▶ _PROBLEM TO SOLVE_:
Copy out the data word for word, without any of its pictures.

___

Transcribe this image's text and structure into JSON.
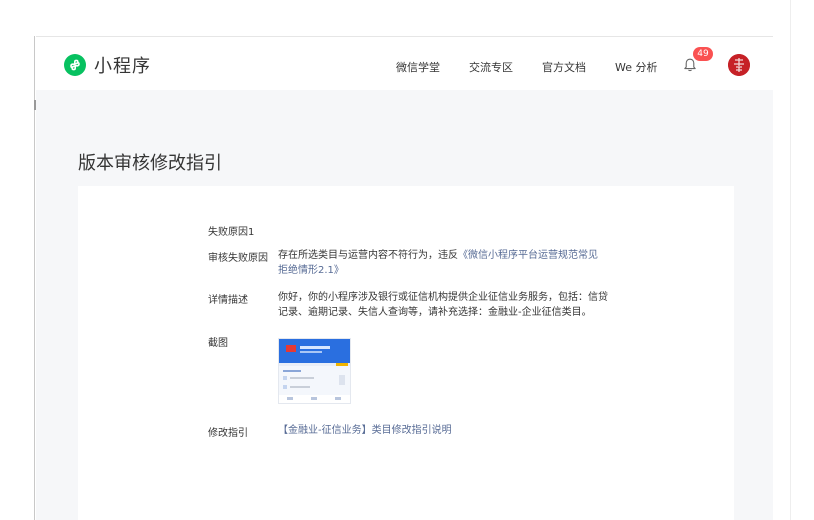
{
  "header": {
    "logo_text": "小程序",
    "nav": [
      "微信学堂",
      "交流专区",
      "官方文档",
      "We 分析"
    ],
    "notification_count": "49"
  },
  "page": {
    "title": "版本审核修改指引"
  },
  "detail": {
    "section_title": "失败原因1",
    "reason_label": "审核失败原因",
    "reason_text": "存在所选类目与运营内容不符行为，违反",
    "reason_link_line1": "《微信小程序平台运营规范常见",
    "reason_link_line2": "拒绝情形2.1》",
    "desc_label": "详情描述",
    "desc_line1": "你好，你的小程序涉及银行或征信机构提供企业征信业务服务，包括：信贷",
    "desc_line2": "记录、逾期记录、失信人查询等，请补充选择：金融业-企业征信类目。",
    "screenshot_label": "截图",
    "guide_label": "修改指引",
    "guide_link": "【金融业-征信业务】类目修改指引说明"
  },
  "colors": {
    "brand_green": "#07c160",
    "link": "#576b95",
    "badge": "#fa5151"
  }
}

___

▶ _TASK RESULT_:
Transcribe this image's text and structure into JSON.
{
  "header": {
    "logo_text": "小程序",
    "nav": [
      "微信学堂",
      "交流专区",
      "官方文档",
      "We 分析"
    ],
    "notification_count": "49"
  },
  "page": {
    "title": "版本审核修改指引"
  },
  "detail": {
    "section_title": "失败原因1",
    "reason_label": "审核失败原因",
    "reason_text": "存在所选类目与运营内容不符行为，违反",
    "reason_link_line1": "《微信小程序平台运营规范常见",
    "reason_link_line2": "拒绝情形2.1》",
    "desc_label": "详情描述",
    "desc_line1": "你好，你的小程序涉及银行或征信机构提供企业征信业务服务，包括：信贷",
    "desc_line2": "记录、逾期记录、失信人查询等，请补充选择：金融业-企业征信类目。",
    "screenshot_label": "截图",
    "guide_label": "修改指引",
    "guide_link": "【金融业-征信业务】类目修改指引说明"
  },
  "colors": {
    "brand_green": "#07c160",
    "link": "#576b95",
    "badge": "#fa5151"
  }
}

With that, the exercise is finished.